→ **Work instruction**:
Every line of the material below must be repeated exactly.

→ **Given records**:
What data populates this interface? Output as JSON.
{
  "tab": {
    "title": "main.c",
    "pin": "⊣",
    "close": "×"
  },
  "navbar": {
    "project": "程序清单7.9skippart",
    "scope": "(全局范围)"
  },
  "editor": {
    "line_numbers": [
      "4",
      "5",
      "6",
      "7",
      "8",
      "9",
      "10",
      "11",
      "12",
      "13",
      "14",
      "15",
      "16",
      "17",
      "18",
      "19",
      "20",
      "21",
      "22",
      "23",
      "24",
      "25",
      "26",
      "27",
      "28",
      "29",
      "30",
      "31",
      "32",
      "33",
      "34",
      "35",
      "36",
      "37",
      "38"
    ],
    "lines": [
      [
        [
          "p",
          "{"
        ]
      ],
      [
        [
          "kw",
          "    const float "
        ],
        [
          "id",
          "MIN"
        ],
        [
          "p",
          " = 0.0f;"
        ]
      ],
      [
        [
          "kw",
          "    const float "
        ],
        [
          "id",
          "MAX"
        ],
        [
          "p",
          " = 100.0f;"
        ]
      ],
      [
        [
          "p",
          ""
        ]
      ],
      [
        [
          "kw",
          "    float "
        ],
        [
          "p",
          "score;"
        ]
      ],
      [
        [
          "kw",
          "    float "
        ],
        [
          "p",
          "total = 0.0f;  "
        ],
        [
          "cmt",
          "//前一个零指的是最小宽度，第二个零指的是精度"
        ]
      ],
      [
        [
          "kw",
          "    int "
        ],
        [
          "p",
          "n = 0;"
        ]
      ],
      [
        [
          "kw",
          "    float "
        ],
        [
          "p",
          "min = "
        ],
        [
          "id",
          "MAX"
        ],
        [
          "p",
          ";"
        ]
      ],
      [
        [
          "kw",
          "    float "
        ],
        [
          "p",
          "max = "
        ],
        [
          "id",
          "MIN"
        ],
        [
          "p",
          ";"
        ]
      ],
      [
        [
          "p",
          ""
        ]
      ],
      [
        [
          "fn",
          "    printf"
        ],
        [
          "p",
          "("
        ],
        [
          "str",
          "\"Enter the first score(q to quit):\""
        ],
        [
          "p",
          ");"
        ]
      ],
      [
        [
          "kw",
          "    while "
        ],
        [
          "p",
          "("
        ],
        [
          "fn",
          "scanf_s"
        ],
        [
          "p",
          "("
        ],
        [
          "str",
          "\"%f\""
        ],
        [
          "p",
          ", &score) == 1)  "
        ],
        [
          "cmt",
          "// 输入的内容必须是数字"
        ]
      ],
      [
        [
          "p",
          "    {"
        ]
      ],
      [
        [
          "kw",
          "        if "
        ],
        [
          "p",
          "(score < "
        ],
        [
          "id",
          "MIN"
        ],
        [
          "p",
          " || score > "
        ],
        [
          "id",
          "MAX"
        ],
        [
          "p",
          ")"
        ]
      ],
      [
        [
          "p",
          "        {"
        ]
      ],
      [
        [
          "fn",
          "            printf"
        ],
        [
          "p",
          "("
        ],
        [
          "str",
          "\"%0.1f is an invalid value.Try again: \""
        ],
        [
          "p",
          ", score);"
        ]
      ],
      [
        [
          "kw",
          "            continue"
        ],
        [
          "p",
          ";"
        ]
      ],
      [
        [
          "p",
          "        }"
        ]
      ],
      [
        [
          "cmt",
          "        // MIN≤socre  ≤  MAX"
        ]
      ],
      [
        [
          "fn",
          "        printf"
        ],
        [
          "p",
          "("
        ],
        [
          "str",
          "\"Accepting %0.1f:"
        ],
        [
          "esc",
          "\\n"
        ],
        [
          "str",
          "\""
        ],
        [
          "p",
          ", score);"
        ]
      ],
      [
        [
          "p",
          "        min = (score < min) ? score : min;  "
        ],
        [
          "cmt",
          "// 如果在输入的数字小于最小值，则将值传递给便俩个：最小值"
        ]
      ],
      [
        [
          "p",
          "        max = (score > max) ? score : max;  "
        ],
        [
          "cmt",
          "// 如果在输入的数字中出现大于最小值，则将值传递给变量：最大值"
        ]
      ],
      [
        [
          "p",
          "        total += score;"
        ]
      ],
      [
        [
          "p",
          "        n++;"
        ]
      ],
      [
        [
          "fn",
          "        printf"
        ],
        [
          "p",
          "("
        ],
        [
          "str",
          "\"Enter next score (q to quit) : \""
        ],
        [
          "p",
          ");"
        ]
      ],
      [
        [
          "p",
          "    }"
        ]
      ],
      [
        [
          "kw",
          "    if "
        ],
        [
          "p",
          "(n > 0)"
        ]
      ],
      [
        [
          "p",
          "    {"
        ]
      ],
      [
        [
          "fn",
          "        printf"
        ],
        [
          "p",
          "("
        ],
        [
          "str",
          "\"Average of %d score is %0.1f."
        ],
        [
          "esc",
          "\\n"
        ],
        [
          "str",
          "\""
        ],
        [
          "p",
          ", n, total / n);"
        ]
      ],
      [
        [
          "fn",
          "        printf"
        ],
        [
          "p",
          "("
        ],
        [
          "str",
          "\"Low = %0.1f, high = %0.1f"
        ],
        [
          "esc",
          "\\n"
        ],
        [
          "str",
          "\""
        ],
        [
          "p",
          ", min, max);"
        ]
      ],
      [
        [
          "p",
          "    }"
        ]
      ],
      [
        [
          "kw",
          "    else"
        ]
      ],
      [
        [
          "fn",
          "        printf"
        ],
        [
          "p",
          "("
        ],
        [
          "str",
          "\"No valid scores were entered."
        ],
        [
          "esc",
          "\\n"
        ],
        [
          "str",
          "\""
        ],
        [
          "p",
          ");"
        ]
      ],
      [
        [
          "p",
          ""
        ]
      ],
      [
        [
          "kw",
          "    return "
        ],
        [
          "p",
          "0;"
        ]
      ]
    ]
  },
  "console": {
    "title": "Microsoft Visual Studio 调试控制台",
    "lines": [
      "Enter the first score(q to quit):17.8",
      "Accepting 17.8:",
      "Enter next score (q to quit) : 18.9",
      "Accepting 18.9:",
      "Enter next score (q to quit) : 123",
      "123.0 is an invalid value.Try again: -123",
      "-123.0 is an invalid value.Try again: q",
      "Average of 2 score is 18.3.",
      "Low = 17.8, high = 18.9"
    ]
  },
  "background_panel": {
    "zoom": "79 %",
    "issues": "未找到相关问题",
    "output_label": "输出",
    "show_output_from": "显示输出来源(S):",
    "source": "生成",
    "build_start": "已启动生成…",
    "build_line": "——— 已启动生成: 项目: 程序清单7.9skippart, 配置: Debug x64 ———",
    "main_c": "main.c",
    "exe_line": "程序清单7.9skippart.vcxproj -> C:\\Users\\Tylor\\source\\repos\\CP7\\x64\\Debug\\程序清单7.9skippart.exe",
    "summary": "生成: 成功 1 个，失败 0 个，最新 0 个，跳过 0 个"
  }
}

→ **Reply**:
What data populates this interface? Output as JSON.
{
  "tab": {
    "title": "main.c",
    "pin": "⊣",
    "close": "×"
  },
  "navbar": {
    "project": "程序清单7.9skippart",
    "scope": "(全局范围)"
  },
  "editor": {
    "line_numbers": [
      "4",
      "5",
      "6",
      "7",
      "8",
      "9",
      "10",
      "11",
      "12",
      "13",
      "14",
      "15",
      "16",
      "17",
      "18",
      "19",
      "20",
      "21",
      "22",
      "23",
      "24",
      "25",
      "26",
      "27",
      "28",
      "29",
      "30",
      "31",
      "32",
      "33",
      "34",
      "35",
      "36",
      "37",
      "38"
    ],
    "lines": [
      [
        [
          "p",
          "{"
        ]
      ],
      [
        [
          "kw",
          "    const float "
        ],
        [
          "id",
          "MIN"
        ],
        [
          "p",
          " = 0.0f;"
        ]
      ],
      [
        [
          "kw",
          "    const float "
        ],
        [
          "id",
          "MAX"
        ],
        [
          "p",
          " = 100.0f;"
        ]
      ],
      [
        [
          "p",
          ""
        ]
      ],
      [
        [
          "kw",
          "    float "
        ],
        [
          "p",
          "score;"
        ]
      ],
      [
        [
          "kw",
          "    float "
        ],
        [
          "p",
          "total = 0.0f;  "
        ],
        [
          "cmt",
          "//前一个零指的是最小宽度，第二个零指的是精度"
        ]
      ],
      [
        [
          "kw",
          "    int "
        ],
        [
          "p",
          "n = 0;"
        ]
      ],
      [
        [
          "kw",
          "    float "
        ],
        [
          "p",
          "min = "
        ],
        [
          "id",
          "MAX"
        ],
        [
          "p",
          ";"
        ]
      ],
      [
        [
          "kw",
          "    float "
        ],
        [
          "p",
          "max = "
        ],
        [
          "id",
          "MIN"
        ],
        [
          "p",
          ";"
        ]
      ],
      [
        [
          "p",
          ""
        ]
      ],
      [
        [
          "fn",
          "    printf"
        ],
        [
          "p",
          "("
        ],
        [
          "str",
          "\"Enter the first score(q to quit):\""
        ],
        [
          "p",
          ");"
        ]
      ],
      [
        [
          "kw",
          "    while "
        ],
        [
          "p",
          "("
        ],
        [
          "fn",
          "scanf_s"
        ],
        [
          "p",
          "("
        ],
        [
          "str",
          "\"%f\""
        ],
        [
          "p",
          ", &score) == 1)  "
        ],
        [
          "cmt",
          "// 输入的内容必须是数字"
        ]
      ],
      [
        [
          "p",
          "    {"
        ]
      ],
      [
        [
          "kw",
          "        if "
        ],
        [
          "p",
          "(score < "
        ],
        [
          "id",
          "MIN"
        ],
        [
          "p",
          " || score > "
        ],
        [
          "id",
          "MAX"
        ],
        [
          "p",
          ")"
        ]
      ],
      [
        [
          "p",
          "        {"
        ]
      ],
      [
        [
          "fn",
          "            printf"
        ],
        [
          "p",
          "("
        ],
        [
          "str",
          "\"%0.1f is an invalid value.Try again: \""
        ],
        [
          "p",
          ", score);"
        ]
      ],
      [
        [
          "kw",
          "            continue"
        ],
        [
          "p",
          ";"
        ]
      ],
      [
        [
          "p",
          "        }"
        ]
      ],
      [
        [
          "cmt",
          "        // MIN≤socre  ≤  MAX"
        ]
      ],
      [
        [
          "fn",
          "        printf"
        ],
        [
          "p",
          "("
        ],
        [
          "str",
          "\"Accepting %0.1f:"
        ],
        [
          "esc",
          "\\n"
        ],
        [
          "str",
          "\""
        ],
        [
          "p",
          ", score);"
        ]
      ],
      [
        [
          "p",
          "        min = (score < min) ? score : min;  "
        ],
        [
          "cmt",
          "// 如果在输入的数字小于最小值，则将值传递给便俩个：最小值"
        ]
      ],
      [
        [
          "p",
          "        max = (score > max) ? score : max;  "
        ],
        [
          "cmt",
          "// 如果在输入的数字中出现大于最小值，则将值传递给变量：最大值"
        ]
      ],
      [
        [
          "p",
          "        total += score;"
        ]
      ],
      [
        [
          "p",
          "        n++;"
        ]
      ],
      [
        [
          "fn",
          "        printf"
        ],
        [
          "p",
          "("
        ],
        [
          "str",
          "\"Enter next score (q to quit) : \""
        ],
        [
          "p",
          ");"
        ]
      ],
      [
        [
          "p",
          "    }"
        ]
      ],
      [
        [
          "kw",
          "    if "
        ],
        [
          "p",
          "(n > 0)"
        ]
      ],
      [
        [
          "p",
          "    {"
        ]
      ],
      [
        [
          "fn",
          "        printf"
        ],
        [
          "p",
          "("
        ],
        [
          "str",
          "\"Average of %d score is %0.1f."
        ],
        [
          "esc",
          "\\n"
        ],
        [
          "str",
          "\""
        ],
        [
          "p",
          ", n, total / n);"
        ]
      ],
      [
        [
          "fn",
          "        printf"
        ],
        [
          "p",
          "("
        ],
        [
          "str",
          "\"Low = %0.1f, high = %0.1f"
        ],
        [
          "esc",
          "\\n"
        ],
        [
          "str",
          "\""
        ],
        [
          "p",
          ", min, max);"
        ]
      ],
      [
        [
          "p",
          "    }"
        ]
      ],
      [
        [
          "kw",
          "    else"
        ]
      ],
      [
        [
          "fn",
          "        printf"
        ],
        [
          "p",
          "("
        ],
        [
          "str",
          "\"No valid scores were entered."
        ],
        [
          "esc",
          "\\n"
        ],
        [
          "str",
          "\""
        ],
        [
          "p",
          ");"
        ]
      ],
      [
        [
          "p",
          ""
        ]
      ],
      [
        [
          "kw",
          "    return "
        ],
        [
          "p",
          "0;"
        ]
      ]
    ]
  },
  "console": {
    "title": "Microsoft Visual Studio 调试控制台",
    "lines": [
      "Enter the first score(q to quit):17.8",
      "Accepting 17.8:",
      "Enter next score (q to quit) : 18.9",
      "Accepting 18.9:",
      "Enter next score (q to quit) : 123",
      "123.0 is an invalid value.Try again: -123",
      "-123.0 is an invalid value.Try again: q",
      "Average of 2 score is 18.3.",
      "Low = 17.8, high = 18.9"
    ]
  },
  "background_panel": {
    "zoom": "79 %",
    "issues": "未找到相关问题",
    "output_label": "输出",
    "show_output_from": "显示输出来源(S):",
    "source": "生成",
    "build_start": "已启动生成…",
    "build_line": "——— 已启动生成: 项目: 程序清单7.9skippart, 配置: Debug x64 ———",
    "main_c": "main.c",
    "exe_line": "程序清单7.9skippart.vcxproj -> C:\\Users\\Tylor\\source\\repos\\CP7\\x64\\Debug\\程序清单7.9skippart.exe",
    "summary": "生成: 成功 1 个，失败 0 个，最新 0 个，跳过 0 个"
  }
}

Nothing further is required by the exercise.